Development of the systems was at the heart of Meeting the Challenge. The major objective was “to provide means for libraries of all types to work together in an attempt to serve the informational, educational, intellectual, and cultural needs of the people of Illinois, thus to provide the assurance of excellent library service to all the people of the state.” Nine activities were to receive “encouragement” to meet the objective. One was to develop organizations modeled on the Illinois Regional Library Council, whose members included multitype libraries in the Chicago area. Another was the development of “joint programs” with “cooperative relationships based on programs serving the clientele of two or more types of libraries.”702
Third was a Governor’s Conference on Total Access, intended to “provide all the people of the state adequate and convenient access to intellectual records when they need them, where they need them, and in a form and at intellectual levels suitable to their needs.” This included libraries, print, and electronic media. Fourth, and possibly most important, was the expansion of the “network,” or systems, by allowing academic libraries to “initiate requests” for interlibrary loans and reference assistance from the four Reference and Research Centers. Fifth was the development of educational programs on the “techniques and opportunities” in networking. Workshops, seminars, and lectures for continuing education of library workers continued. This included enhanced communication between users and resource centers, faster delivery of materials and information, and a better understanding of the needs of users at all types of libraries.703
The seventh criteria, “identification of special subject strengths,” reflected the “building on strength” philosophy that guided Meeting the Challenge on the whole. Efforts to locate the subject strengths of public, academic, and special libraries were scheduled for late 1972. Development of resource and research collections in the regional resource centers followed. One example was the Vivian G. Harsh collection of African-American History and Literature within the Chicago Public Library (see Appendix A). Continued effort at automation was ninth, with the State Library aiming to create a list of its holdings on MARC tape by 1975.704

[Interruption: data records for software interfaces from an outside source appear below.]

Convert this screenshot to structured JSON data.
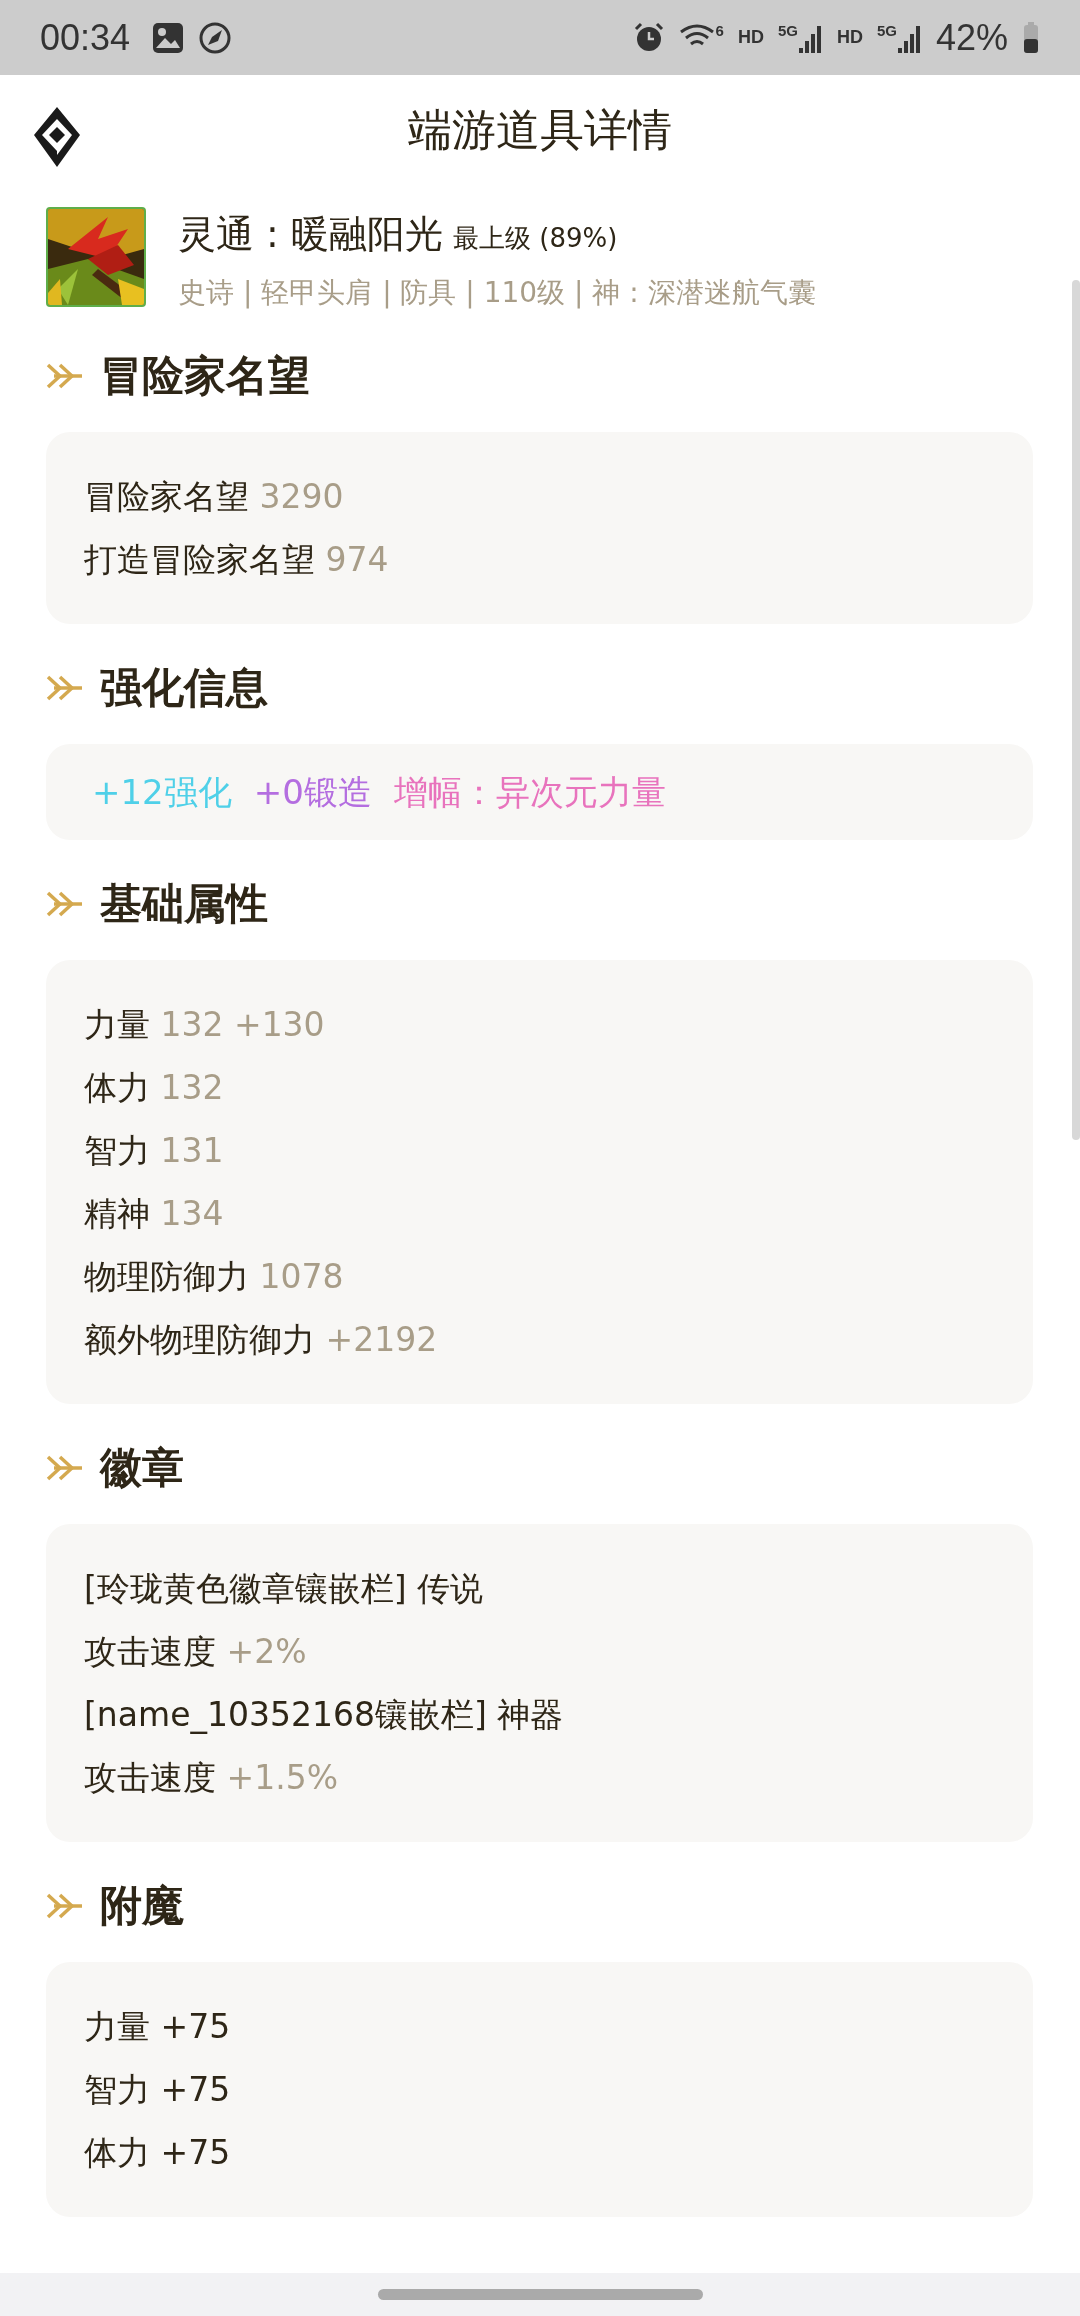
{
  "status_bar": {
    "time": "00:34",
    "wifi_label": "6",
    "networks": [
      {
        "hd": "HD",
        "gen": "5G"
      },
      {
        "hd": "HD",
        "gen": "5G"
      }
    ],
    "battery": "42%"
  },
  "header": {
    "title": "端游道具详情"
  },
  "item": {
    "name": "灵通 : 暖融阳光",
    "grade": "最上级 (89%)",
    "meta": "史诗 | 轻甲头肩 | 防具 | 110级 | 神 : 深潜迷航气囊"
  },
  "sections": [
    {
      "title": "冒险家名望",
      "kind": "lines",
      "lines": [
        {
          "label": "冒险家名望",
          "value": "3290"
        },
        {
          "label": "打造冒险家名望",
          "value": "974"
        }
      ]
    },
    {
      "title": "强化信息",
      "kind": "tags",
      "tags": [
        {
          "text": "+12强化",
          "color": "#4fd0e8"
        },
        {
          "text": "+0锻造",
          "color": "#b46ee0"
        },
        {
          "text": "增幅：异次元力量",
          "color": "#e873bd"
        }
      ]
    },
    {
      "title": "基础属性",
      "kind": "lines",
      "lines": [
        {
          "label": "力量",
          "value": "132 +130"
        },
        {
          "label": "体力",
          "value": "132"
        },
        {
          "label": "智力",
          "value": "131"
        },
        {
          "label": "精神",
          "value": "134"
        },
        {
          "label": "物理防御力",
          "value": "1078"
        },
        {
          "label": "额外物理防御力",
          "value": "+2192"
        }
      ]
    },
    {
      "title": "徽章",
      "kind": "lines",
      "lines": [
        {
          "label": "[玲珑黄色徽章镶嵌栏] 传说"
        },
        {
          "label": "攻击速度",
          "value": "+2%"
        },
        {
          "label": "[name_10352168镶嵌栏] 神器"
        },
        {
          "label": "攻击速度",
          "value": "+1.5%"
        }
      ]
    },
    {
      "title": "附魔",
      "kind": "lines",
      "lines": [
        {
          "label": "力量 +75"
        },
        {
          "label": "智力 +75"
        },
        {
          "label": "体力 +75"
        }
      ]
    }
  ]
}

One example of a “joint program” that met these nine objectives was establishment of Children’s Book Review and Examination Centers in 1972. Partially funded by the State Library, the centers were intended to provide an opportunity for school librarians, teachers, children’s librarians from public libraries, library school students, authors, and the general public to examine all types of children’s publications. Fourteen of the 18 library systems took part in the initial program, and 15 participated when the program was renewed in 1974. A total of 45 book publishers also participated in the effort, which was cited as one of the “joint programs between types of libraries” outlined in Meeting the Challenge. Collections for each “center” were housed either in systems headquarters, or in member libraries with adequate space and professionals who were committed to the development of the centers. Federally funded programs like the Book Review and Examination Centers were typical of the programs approved by the State Library throughout the 1970s.705